This lusty soufflé is already collapsing in on itself before the first act is up. Don Giovanni can capture women's obsession and spoil their marriages, but he cannot seem to sustain his own pleasure. He is a love addict, and, in his greedy desperation, he loses control of the ensemble he’s cast. Stutzmann, on the other hand, holds them close. By intermission that is all Morris and I are discussing. The performances are tight tonight, maybe some of the tightest I’ve ever seen at Lincoln Center. We agree that the loosely 1940s inflected costuming and minimalist faux concrete set are a shame, because the performances are so exquisitely rich and textured that the visuals feel too anemic to support them. It’s stylish without soul, like some really well-made sheath dress from The Row. 

Devin N. Morris. Photography by Marianna Bley.

Morris and I aren’t The Row’s target audience nor are we Don Giovanni’s. But, as a serial monogamist with more adventurous friends, I recognize some of the motifs and plotlines his bad behavior teases out. We are especially tickled by Zerlina (played by Ying Fang) trying to reel back in her scorned fiance Masetto (played by Alfred Walker), who is rightfully suspicious of what’s been going on between nobleman Don Giovanni and his bride-to-be. Zerlina begs Masetto to hit her—if only to skip to the end of the fight. “She’s the only woman in the whole show with an opinion, and we will never know what it is,” notes Morris.

Every other lover’s desires are clear; Zerlina’s aims are not. She promises Masetto she can weather whatever he throws at her as long as they can reclaim their former love, but even this declaration is a kind of concealment. Why should he hit her? She has not pursued Don Giovanni, nor does she return his advances. But has she betrayed Masetto in other ways? Is questioning whether you are in the right relationship a kind of transgression? Is your doubt enough to break the precarity of another’s pleasure?

Alfred Walker as Masetto and Ying Fang as Zerlina in Mozart's "Don Giovanni."
Photography by Karen Almond. Image courtesy of the Metropolitan Opera.

Mozart leaves that up to us, and Don Giovanni to the devil who is conjured on stage. With a sharp turn towards projected graphics, copulating bodies resembling leaping flames swallow the minimalist stage whole in the final minutes of the show. Don Giovanni is lost to hell.
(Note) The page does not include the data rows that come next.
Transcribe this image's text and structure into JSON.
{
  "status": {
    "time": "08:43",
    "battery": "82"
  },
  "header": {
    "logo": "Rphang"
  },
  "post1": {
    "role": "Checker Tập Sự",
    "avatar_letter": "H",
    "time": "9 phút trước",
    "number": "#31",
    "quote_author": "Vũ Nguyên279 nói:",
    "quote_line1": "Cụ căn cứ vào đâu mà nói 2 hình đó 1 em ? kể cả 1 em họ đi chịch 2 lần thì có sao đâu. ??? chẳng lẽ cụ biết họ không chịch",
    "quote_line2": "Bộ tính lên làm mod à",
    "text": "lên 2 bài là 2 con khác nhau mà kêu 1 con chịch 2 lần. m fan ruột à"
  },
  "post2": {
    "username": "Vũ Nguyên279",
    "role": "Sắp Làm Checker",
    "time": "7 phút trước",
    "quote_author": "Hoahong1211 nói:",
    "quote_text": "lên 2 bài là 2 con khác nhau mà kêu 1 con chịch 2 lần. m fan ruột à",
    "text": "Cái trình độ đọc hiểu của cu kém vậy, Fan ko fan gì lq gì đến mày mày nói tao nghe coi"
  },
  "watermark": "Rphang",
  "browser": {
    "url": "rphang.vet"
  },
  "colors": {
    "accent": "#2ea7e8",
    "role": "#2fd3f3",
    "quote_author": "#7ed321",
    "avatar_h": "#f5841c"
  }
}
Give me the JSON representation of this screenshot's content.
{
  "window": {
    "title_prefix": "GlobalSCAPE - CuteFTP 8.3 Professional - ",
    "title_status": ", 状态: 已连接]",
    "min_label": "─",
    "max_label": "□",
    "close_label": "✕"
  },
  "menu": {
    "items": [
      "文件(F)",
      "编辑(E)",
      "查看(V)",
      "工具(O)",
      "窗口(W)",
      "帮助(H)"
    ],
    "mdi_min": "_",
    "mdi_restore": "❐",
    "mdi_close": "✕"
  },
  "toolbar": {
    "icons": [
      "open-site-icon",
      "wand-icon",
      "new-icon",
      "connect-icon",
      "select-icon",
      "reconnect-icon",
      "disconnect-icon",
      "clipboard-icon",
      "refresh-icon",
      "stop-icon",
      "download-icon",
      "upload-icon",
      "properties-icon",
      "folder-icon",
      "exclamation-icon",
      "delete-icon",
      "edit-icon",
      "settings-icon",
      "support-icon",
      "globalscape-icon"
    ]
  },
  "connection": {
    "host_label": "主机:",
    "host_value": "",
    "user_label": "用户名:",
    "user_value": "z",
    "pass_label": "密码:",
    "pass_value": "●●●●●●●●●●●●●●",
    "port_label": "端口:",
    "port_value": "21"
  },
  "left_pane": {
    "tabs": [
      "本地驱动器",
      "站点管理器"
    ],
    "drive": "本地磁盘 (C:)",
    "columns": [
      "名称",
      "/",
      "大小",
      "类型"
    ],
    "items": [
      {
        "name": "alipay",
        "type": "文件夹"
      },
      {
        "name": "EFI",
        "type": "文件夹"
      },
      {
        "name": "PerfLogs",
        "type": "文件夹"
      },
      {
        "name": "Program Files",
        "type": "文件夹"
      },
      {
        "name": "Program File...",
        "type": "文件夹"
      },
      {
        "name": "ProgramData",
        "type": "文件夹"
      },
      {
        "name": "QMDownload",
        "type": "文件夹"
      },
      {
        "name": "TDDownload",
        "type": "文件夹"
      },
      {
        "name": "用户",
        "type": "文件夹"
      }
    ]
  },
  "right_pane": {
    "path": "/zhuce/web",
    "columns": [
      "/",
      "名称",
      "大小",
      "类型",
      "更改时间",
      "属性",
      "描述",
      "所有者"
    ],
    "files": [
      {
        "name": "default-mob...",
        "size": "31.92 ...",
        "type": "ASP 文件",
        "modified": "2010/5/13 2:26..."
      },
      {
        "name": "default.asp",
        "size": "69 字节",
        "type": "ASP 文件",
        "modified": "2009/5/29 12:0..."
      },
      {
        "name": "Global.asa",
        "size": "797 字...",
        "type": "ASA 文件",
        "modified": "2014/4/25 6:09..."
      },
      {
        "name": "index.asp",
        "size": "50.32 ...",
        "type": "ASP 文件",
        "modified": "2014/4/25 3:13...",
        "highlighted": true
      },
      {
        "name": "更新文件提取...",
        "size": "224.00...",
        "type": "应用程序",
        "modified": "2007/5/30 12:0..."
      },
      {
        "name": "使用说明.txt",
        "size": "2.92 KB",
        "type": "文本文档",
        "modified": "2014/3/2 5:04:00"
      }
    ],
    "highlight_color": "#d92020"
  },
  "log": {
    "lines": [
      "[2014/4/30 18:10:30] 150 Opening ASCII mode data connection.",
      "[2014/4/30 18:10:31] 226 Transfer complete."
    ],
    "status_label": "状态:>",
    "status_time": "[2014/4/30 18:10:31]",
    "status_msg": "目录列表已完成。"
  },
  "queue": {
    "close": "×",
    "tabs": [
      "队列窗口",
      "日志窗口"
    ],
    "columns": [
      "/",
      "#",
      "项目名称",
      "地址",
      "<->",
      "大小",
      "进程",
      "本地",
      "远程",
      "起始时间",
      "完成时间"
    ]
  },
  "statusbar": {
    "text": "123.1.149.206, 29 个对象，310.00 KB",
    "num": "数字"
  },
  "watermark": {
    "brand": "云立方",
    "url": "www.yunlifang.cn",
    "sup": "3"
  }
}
When the lights come back up, the stage is no longer a graytone wasteland, but a town bursting with the trappings of life: flower boxes, lines of laundry, and places to sit. All the decorative bits, bobs, and excrescences of ourselves that Morris has spent his career trying to draw our attention to. It is a dramatic transformation that is supposed to make us think about what has been lost and won. The opera has the opposite effect on Morris and me. “I don’t think it’s communicating what they think it is,” says Morris. Don Giovanni may have been a man made of snips and fibs, but he threw the rest of their goodness into color. Without him, the stage feels lifeless. It’s not always the beautiful things that make something special but the ugly bits as well. What is the opera without its corny theatricality, its plasticities, and its haters? Not much.